          Good morning! ::hugggggs::

  3. glendaw271 Says:

    Thank you for this. We really need to start highlighting the ultimate difference between the two parties. The republicans are the party of ‘the government doesn’t work’. The democrats need to be able to share their vision of hope for the country, to make it a better place for everyone, not just the 1%. (Thank you, Occupy Wall Street, for providing this frame, if nothing else!)

    • NCrissieB Says:

      We’ll talk some about the difference between the two parties this week, in reviewing the accomplishments of President Obama and the Democrats since 2009. We’ll also talk about why it’s not foolish to hope, despite the daunting challenges we face.

      Good morning! ::hugggggs::

  4. addisnana Says:

    I still have hope and I am still hoping for more and better change.

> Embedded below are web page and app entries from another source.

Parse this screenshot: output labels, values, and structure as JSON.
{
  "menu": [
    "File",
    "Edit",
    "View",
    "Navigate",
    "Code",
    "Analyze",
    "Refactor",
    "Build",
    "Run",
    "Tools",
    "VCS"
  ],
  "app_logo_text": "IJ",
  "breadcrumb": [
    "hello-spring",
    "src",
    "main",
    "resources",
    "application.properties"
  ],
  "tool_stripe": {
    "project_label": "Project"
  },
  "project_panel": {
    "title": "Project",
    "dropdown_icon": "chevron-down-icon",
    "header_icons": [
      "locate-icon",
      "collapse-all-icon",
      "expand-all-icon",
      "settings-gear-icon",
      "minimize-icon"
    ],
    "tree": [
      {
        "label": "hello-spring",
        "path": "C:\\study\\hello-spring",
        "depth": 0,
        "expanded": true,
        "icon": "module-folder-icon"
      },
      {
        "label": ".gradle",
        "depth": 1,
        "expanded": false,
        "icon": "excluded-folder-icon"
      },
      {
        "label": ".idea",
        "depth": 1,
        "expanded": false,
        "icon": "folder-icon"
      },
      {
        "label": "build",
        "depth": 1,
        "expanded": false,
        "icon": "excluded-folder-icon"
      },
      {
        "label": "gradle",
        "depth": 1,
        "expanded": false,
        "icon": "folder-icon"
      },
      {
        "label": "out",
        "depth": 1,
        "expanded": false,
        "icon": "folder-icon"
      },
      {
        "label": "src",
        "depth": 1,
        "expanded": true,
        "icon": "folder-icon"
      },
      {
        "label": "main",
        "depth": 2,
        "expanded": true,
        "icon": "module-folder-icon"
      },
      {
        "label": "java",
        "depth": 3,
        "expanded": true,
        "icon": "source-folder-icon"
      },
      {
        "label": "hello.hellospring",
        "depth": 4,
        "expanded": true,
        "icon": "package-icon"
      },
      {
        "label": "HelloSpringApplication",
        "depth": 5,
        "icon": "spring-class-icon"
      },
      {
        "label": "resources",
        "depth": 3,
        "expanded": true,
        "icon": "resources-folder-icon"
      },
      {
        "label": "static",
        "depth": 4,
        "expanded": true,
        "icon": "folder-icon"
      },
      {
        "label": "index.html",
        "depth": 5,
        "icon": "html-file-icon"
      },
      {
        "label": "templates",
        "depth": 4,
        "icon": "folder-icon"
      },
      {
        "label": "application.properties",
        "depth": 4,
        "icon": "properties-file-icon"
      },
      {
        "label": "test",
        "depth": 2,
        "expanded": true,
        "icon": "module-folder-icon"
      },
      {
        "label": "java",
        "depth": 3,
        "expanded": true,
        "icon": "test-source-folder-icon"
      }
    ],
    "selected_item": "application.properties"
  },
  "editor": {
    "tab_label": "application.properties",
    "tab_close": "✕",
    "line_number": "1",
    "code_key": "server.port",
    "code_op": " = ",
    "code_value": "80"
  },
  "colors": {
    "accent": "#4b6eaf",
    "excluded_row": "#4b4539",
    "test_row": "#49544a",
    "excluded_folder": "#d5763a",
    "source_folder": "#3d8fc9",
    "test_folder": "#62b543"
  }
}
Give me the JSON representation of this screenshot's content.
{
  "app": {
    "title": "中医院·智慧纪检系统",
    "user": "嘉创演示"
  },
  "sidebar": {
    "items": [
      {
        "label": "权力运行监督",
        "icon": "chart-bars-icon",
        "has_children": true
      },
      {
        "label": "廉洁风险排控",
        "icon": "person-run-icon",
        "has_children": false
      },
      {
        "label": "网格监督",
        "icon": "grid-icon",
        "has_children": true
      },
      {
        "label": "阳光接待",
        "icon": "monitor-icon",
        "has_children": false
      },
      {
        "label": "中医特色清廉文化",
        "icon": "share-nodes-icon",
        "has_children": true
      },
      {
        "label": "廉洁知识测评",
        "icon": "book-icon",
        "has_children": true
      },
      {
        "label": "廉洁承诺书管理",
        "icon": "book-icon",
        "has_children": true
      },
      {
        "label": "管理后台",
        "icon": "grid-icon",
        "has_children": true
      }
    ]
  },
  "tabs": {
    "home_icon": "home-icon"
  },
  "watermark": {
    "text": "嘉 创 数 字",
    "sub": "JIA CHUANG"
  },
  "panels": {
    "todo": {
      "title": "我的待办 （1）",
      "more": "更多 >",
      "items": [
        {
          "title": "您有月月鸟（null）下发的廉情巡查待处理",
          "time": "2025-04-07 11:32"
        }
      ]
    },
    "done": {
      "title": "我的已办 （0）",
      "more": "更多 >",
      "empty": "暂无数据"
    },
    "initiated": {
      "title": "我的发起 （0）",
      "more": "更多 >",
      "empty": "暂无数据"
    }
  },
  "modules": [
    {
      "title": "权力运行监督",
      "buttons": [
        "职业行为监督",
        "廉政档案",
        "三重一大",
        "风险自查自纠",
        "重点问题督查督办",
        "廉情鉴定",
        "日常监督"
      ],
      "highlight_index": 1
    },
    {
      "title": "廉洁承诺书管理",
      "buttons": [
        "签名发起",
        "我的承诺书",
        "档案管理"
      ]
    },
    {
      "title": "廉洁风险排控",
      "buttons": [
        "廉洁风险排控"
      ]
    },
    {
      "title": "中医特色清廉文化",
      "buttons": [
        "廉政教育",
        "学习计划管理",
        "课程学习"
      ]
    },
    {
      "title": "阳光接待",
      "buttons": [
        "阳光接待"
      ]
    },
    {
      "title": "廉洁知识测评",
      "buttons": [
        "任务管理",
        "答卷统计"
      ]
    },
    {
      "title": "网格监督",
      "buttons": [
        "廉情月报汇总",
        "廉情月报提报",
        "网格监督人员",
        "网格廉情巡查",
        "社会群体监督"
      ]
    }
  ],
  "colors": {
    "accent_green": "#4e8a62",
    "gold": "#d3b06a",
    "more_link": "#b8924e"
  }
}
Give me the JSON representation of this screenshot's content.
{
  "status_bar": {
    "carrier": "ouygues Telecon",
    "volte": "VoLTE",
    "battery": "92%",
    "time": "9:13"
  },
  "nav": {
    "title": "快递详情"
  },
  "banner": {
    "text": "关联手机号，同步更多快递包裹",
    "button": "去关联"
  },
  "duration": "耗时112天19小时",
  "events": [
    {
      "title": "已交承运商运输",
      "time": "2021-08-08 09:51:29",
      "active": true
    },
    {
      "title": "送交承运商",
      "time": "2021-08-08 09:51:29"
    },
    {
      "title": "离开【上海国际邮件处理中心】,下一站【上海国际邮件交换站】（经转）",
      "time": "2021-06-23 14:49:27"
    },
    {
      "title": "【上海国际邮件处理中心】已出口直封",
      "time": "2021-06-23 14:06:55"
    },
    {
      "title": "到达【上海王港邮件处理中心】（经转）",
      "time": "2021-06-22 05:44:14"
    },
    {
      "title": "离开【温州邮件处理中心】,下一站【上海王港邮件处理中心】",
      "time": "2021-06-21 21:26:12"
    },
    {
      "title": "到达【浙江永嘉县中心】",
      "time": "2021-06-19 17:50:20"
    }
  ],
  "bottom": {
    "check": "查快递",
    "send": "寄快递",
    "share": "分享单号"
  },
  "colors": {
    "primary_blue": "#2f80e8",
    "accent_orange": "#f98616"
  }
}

When I start to feel desperate, the best remedy for me is to get on the phones. I always get mini lectures from a few people on how important a crossroads we are facing and why we need Democrats. The feeling that I am doing something chases away the blahs and energizes me. Beats reading the latest Mitt statement that only gets me PO’d.

    • Gardener Says:

      :smile: PO’d? You? ;-)

      I agree. Was thinking the other day, Willard hasn’t put his foot in his mouth lately. Or did I miss something?

      • winterbanyan Says:

        Willard put his foot in his mouth last January when he announced he supported welfare reform because all those poor women need the “dignity” of a job. It’s gone viral since the GOP blew up about a pundit’s (Hilary Rosen) coment that Ann Romney hadn’t worked a day in her life.

        So they are screaming that stay at home moms work, too. Well, except for poor moms who need the “dignity” of a job. The video has gone viral.

        • Gardener Says:

          Thank you winter, I hadn’t realized that. We have dial-up and never watch videos….

    • NCrissieB Says:

      I agree that activism is the best remedy for ennui. Like you, I find that talking with voters and hearing their stories of determination fires me up as much as (I hope) I fire them up.

      Good morning! ::hugggggs::

  5. Jim W Says:

    Joelle Novey, Director DC Interfaith Power and Light provided her perspective on discussing Dominion (Gen. 1-6) versus End Time (Revelations) in a worship setting.

    The fact that she works with well over 100 congregations in the DC area gives me hope.

    As part of a network of local Interfaith Power & Light groups across the country Interfaith Power and Light is building a national religious response to the climate crisis.

    • winterbanyan Says:

      That’s very hopeful, Jim. Thanks for the link.

      It’s also hopeful that religious leaders have joined together to call the Ryan budget immoral.

    • NCrissieB Says:

      Thank you for that link, Jim. I’ll pass it on to the resident faculty, as stories like that are yet another reason it’s not foolish to hope we can solve even the most daunting challenges.

      Good morning! ::hugggggs::

    • Gardener Says:

      Thanks Jim, have added to Favorites, and passed it along….